As age increases, older adults can develop problems taking their medications. In a study published in the Journal of the American Geriatrics Society, researchers investigated this issue using data from the 10-year Duke University Established Populations for Epidemiologic Studies of the Elderly (EPESE) study. They examined data from 4,106 African American and Caucasian older adults living in five counties in North Carolina. The study found that people aged 80 and older were 1.5 to 3 times as likely to need help with their medications as were people aged 65 to 69. Men were 1.5 to 2 times as likely as women to need help. The odds of needing help were 3 to 5 times greater among people with memory challenges.
Novel controller allows video gamer who lacks hands to compete with his feet (Science Daily)
Engineering graduate students at Johns Hopkins University, one of whom lost his hands to meningitis, have designed and built a foot-activated video game controller. The sandal-like controller allows a player to control on-screen action with his or her feet. Beneath each shoe’s padding are three sensors that can pick up various foot movements, such as tilting or raising the front or heel of each foot. In its most basic setup, two of the high-tech shoes can control eight different game buttons. However, the inventors say that with practice, this number could increase to as many as 20 buttons.

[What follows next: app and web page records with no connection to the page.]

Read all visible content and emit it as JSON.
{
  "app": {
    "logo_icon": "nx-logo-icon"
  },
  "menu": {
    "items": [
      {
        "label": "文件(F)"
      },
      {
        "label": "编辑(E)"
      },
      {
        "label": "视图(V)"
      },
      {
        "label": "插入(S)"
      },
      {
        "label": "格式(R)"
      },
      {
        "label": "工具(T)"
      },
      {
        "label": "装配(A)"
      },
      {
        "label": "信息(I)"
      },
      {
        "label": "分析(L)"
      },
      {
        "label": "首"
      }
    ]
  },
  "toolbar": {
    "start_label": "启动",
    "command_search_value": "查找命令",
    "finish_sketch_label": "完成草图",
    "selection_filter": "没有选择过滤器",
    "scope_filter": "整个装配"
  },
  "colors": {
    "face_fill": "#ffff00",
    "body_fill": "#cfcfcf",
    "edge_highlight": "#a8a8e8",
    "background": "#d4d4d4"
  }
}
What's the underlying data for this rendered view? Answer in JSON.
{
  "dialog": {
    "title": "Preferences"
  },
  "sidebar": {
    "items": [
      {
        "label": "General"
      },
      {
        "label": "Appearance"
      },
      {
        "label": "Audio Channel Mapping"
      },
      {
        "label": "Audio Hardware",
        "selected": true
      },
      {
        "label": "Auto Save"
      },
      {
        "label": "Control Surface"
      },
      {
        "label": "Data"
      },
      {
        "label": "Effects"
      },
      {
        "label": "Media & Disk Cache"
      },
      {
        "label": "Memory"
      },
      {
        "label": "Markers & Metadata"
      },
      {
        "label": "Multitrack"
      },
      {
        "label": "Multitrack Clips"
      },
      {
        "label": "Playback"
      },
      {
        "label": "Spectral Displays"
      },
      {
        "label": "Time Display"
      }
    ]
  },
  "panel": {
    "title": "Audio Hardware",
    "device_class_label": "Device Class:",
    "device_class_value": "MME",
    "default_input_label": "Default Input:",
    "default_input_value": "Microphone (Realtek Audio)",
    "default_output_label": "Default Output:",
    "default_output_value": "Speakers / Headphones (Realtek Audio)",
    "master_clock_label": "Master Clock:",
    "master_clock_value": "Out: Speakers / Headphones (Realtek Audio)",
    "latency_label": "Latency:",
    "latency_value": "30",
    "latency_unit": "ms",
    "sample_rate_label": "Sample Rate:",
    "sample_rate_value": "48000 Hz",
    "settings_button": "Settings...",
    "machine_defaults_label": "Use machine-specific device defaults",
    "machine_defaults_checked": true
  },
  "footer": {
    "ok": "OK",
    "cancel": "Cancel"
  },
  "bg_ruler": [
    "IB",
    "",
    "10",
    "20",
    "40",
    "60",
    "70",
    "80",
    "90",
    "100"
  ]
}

Hug machine puts the squeeze on autism (Gizmag)
Professor Mary Temple Grandin, who has autism and is an outspoken advocate for people with autism spectrum disorders, invented what is known as a “hug machine” designed to calm hypersensitive people by gently exerting even pressure along their bodies. Denmark’s Gloria Mundi Care is now offering a commercial version, called the OrbisBox. The idea behind the device is simple: Users start by lying down on their back or on either side. Fabric-covered polyurethane foam side panels then slowly move in and press against them from the sides. The amount of pressure can be adjusted in 5-kilogram increments from levels of 20 to 30 kilograms (22 to 66 lbs), with users able to get out at any point they want. Users can also activate colored LED lighting and soothing music played through Bose speakers. The article includes a video demonstrating the technology.